People Who Redeem Their Points for Cash – Although points on the CSR are worth more when redeemed through the Chase portal, when redeemed for cash back, points on either card are worth 1 cent each. Considering the Preferred comes with a bigger signup bonus and a much lower annual fee, cardholders who redeem for cash instead of travel might consider it the better deal.
Who Should Get the Chase Sapphire Reserve?
Anyone Who Spends Big on Travel and Restaurants – If you’re a frequent traveler who spends a lot on trips and restaurants, getting three points per dollar from the Chase Sapphire Reserve on these categories is probably worth the larger annual fee.
People Who Redeem Through the Chase Ultimate Rewards Portal – When redeemed for travel through the Chase Ultimate Rewards portal, points on the CSR are worth 50% more. Compared to points from the CSP, which are worth 25% more, people who book through the portal will get more from the Reserve.
Frequent International Travelers – International travel is more likely to have layovers, and Priority Pass lounges can be found in many domestic international terminals and abroad. Therefore, international travelers are the most likely to benefit from airport lounge access and should consider the Chase Sapphire Reserve. International travel also tends to be expensive, meaning you’ll benefit more from the 3X points on travel.
Travelers Who Haven’t Paid for Global Entry or TSA Precheck Lately – If you’re due to renew your Global Entry or TSA Precheck membership, or if you’re not a member, the Chase Sapphire Reserve will cover the $100 fee. While this isn’t a reason to get the Reserve on its own (it’s only a $100 value every 4 years), it boosts the value of the card and might be the deciding factor if you’re on the fence.
Travelers Who Value Timely Trip Delay Coverage – The Chase Sapphire Preferred and Reserve offer similar insurance packages, although the Reserve’s is a little better. In particular, the trip delay coverage on the Reserve is superior for delays that don’t require an overnight stay. With the Preferred, you’re not covered for any expenses until your delay is 12 hours or requires an overnight stay. With the Reserve, you’re covered after just 6 hours. In 6 hours, you’d definitely have to spring for a meal, and if you’re traveling as a family, that can get pricey.
CSP vs. CSR: The Bottom Line
The Chase Sapphire Preferred and the Chase Sapphire Reserve are both excellent travel rewards cards with attractive signup bonuses and solid benefits.
If you’re just getting started with travel rewards, I recommend beginning with the Preferred. The signup bonus is larger, and the much lower annual fee feels like less of a risk. If you decide later that the Reserve’s $550 annual fee is worth it, you can always upgrade later.

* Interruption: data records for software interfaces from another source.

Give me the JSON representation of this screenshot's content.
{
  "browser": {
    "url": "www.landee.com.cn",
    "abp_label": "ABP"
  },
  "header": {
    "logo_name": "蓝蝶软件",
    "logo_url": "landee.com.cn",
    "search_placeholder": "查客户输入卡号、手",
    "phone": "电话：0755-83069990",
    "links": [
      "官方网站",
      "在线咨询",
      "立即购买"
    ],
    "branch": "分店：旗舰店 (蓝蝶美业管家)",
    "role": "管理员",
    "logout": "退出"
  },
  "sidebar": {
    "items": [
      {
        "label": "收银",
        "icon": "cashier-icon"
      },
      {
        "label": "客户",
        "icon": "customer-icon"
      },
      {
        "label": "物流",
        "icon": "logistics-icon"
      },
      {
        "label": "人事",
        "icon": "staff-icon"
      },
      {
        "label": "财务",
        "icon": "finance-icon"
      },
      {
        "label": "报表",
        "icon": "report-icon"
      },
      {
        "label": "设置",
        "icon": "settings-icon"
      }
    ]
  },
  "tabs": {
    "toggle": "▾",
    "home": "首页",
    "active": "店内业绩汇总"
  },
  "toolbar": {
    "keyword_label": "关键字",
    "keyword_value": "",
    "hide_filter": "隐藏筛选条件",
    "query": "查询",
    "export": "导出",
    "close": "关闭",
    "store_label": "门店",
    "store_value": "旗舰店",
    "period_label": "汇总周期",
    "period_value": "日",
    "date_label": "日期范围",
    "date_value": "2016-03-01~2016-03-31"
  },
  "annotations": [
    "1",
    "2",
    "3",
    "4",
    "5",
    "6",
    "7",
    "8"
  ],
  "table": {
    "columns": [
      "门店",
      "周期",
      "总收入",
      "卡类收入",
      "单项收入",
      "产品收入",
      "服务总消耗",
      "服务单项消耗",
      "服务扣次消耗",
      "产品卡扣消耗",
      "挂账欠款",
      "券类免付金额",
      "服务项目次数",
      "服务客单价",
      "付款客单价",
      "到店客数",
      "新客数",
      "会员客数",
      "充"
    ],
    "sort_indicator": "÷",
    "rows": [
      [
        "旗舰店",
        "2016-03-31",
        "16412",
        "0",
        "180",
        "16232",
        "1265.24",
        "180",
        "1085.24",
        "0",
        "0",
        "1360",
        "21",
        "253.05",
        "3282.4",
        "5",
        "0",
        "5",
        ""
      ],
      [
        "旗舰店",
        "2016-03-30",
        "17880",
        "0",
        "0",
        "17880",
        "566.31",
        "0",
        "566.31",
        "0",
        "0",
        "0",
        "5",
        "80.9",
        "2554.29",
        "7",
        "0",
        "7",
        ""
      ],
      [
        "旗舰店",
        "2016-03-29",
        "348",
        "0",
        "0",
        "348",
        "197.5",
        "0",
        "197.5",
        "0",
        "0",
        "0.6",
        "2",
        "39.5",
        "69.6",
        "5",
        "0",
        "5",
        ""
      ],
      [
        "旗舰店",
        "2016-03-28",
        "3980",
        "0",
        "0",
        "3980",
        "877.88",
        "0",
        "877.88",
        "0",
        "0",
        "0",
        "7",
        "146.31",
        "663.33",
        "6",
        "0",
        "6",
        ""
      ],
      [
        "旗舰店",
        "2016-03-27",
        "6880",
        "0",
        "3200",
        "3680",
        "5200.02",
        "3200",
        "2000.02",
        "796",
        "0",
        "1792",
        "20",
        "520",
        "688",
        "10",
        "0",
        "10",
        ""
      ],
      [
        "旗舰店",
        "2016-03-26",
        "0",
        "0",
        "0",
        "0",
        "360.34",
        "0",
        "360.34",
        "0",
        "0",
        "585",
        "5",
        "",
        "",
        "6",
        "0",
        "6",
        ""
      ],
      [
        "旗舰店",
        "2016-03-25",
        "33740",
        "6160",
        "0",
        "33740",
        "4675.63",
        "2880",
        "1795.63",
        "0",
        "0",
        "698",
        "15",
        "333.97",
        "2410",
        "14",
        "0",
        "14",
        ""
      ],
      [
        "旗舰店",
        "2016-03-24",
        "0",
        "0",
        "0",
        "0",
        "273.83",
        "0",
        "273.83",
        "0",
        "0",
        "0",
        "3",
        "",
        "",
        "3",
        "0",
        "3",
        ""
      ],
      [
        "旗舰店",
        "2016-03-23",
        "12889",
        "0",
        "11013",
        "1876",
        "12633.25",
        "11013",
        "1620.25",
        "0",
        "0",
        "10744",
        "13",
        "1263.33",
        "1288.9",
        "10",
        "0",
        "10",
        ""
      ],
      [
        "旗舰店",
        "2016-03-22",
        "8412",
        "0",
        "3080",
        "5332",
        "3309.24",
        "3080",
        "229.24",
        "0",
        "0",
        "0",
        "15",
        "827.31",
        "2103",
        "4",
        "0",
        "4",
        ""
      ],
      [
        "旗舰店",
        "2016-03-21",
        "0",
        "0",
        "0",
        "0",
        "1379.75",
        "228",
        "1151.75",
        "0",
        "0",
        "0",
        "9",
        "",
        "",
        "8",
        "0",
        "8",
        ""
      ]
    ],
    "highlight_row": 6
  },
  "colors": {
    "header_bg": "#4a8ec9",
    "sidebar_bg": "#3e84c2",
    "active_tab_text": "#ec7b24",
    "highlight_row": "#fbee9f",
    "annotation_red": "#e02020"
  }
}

That said, when you consider the $300 travel credit, the airport lounge access, and the Global Entry/TSA Precheck credit, you don’t need to spend a fortune on travel and restaurants to get value from the Chase Sapphire Reserve. If you spend a few thousand dollars on travel and restaurants every year, simply using the airport lounge access is likely enough to make it worth the higher fee.
Which card do you have and what’s your favorite benefit? Share with us in the comments below!